§ PROBLEM DETAILS: Please print every line from the one containing "What's the underlying" through the last line of the records below, exactly as written and nothing more.

** Opening SOURCE MATERIAL block **

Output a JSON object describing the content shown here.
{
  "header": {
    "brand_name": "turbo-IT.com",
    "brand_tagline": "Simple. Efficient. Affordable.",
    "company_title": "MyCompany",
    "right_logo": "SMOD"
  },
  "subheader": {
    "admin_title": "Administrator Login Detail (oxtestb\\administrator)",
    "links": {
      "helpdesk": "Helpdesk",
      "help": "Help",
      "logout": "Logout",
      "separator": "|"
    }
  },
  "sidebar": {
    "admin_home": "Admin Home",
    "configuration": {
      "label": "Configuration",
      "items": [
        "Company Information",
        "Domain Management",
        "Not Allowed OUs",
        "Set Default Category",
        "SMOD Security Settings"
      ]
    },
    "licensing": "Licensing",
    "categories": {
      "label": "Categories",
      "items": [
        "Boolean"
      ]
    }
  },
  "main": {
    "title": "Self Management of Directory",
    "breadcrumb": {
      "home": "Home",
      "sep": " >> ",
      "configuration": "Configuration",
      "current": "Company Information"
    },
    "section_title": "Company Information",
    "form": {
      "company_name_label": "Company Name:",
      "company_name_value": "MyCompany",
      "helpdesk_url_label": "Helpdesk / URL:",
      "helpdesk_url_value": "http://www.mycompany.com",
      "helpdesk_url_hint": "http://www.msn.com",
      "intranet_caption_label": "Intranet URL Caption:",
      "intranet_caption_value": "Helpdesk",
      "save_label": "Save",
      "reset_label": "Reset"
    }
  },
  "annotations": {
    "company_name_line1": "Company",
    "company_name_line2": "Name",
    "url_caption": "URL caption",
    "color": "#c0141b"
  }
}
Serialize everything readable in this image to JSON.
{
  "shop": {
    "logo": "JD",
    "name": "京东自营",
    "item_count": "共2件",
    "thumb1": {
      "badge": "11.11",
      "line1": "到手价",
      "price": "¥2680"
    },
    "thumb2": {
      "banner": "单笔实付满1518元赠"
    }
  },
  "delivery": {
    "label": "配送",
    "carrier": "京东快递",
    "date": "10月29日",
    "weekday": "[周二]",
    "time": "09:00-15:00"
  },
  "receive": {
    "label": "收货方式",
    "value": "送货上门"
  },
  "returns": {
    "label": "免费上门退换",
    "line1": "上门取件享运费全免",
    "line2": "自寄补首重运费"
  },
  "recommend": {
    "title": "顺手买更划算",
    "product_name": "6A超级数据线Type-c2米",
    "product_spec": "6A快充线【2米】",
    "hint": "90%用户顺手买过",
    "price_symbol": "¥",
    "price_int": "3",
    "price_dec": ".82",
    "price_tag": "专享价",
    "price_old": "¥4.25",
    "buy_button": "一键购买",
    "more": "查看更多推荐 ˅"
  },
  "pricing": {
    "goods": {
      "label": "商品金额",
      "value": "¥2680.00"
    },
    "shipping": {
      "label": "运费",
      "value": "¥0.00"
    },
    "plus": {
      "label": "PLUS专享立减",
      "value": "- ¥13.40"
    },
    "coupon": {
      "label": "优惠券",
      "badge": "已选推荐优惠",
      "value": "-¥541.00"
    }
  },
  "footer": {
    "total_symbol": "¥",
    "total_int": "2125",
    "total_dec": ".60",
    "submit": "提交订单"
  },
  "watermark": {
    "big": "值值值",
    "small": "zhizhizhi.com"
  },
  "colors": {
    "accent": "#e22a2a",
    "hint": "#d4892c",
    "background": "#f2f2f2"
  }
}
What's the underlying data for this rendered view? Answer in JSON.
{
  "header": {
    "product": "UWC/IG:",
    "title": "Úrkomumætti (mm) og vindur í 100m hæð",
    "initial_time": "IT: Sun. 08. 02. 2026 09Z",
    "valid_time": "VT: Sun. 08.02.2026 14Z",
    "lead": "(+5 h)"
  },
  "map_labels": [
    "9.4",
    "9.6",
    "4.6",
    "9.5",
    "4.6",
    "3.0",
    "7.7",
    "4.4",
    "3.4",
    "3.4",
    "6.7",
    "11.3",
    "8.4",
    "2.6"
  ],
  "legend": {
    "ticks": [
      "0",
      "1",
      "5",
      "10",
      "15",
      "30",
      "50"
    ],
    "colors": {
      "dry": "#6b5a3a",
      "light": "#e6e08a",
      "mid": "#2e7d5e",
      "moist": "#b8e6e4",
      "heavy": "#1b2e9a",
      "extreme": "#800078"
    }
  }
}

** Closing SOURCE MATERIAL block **

§ RESPONSE AREA:
What's the underlying data for this rendered view? Answer in JSON.
{
  "header": {
    "product": "UWC/IG:",
    "title": "Úrkomumætti (mm) og vindur í 100m hæð",
    "initial_time": "IT: Sun. 08. 02. 2026 09Z",
    "valid_time": "VT: Sun. 08.02.2026 14Z",
    "lead": "(+5 h)"
  },
  "map_labels": [
    "9.4",
    "9.6",
    "4.6",
    "9.5",
    "4.6",
    "3.0",
    "7.7",
    "4.4",
    "3.4",
    "3.4",
    "6.7",
    "11.3",
    "8.4",
    "2.6"
  ],
  "legend": {
    "ticks": [
      "0",
      "1",
      "5",
      "10",
      "15",
      "30",
      "50"
    ],
    "colors": {
      "dry": "#6b5a3a",
      "light": "#e6e08a",
      "mid": "#2e7d5e",
      "moist": "#b8e6e4",
      "heavy": "#1b2e9a",
      "extreme": "#800078"
    }
  }
}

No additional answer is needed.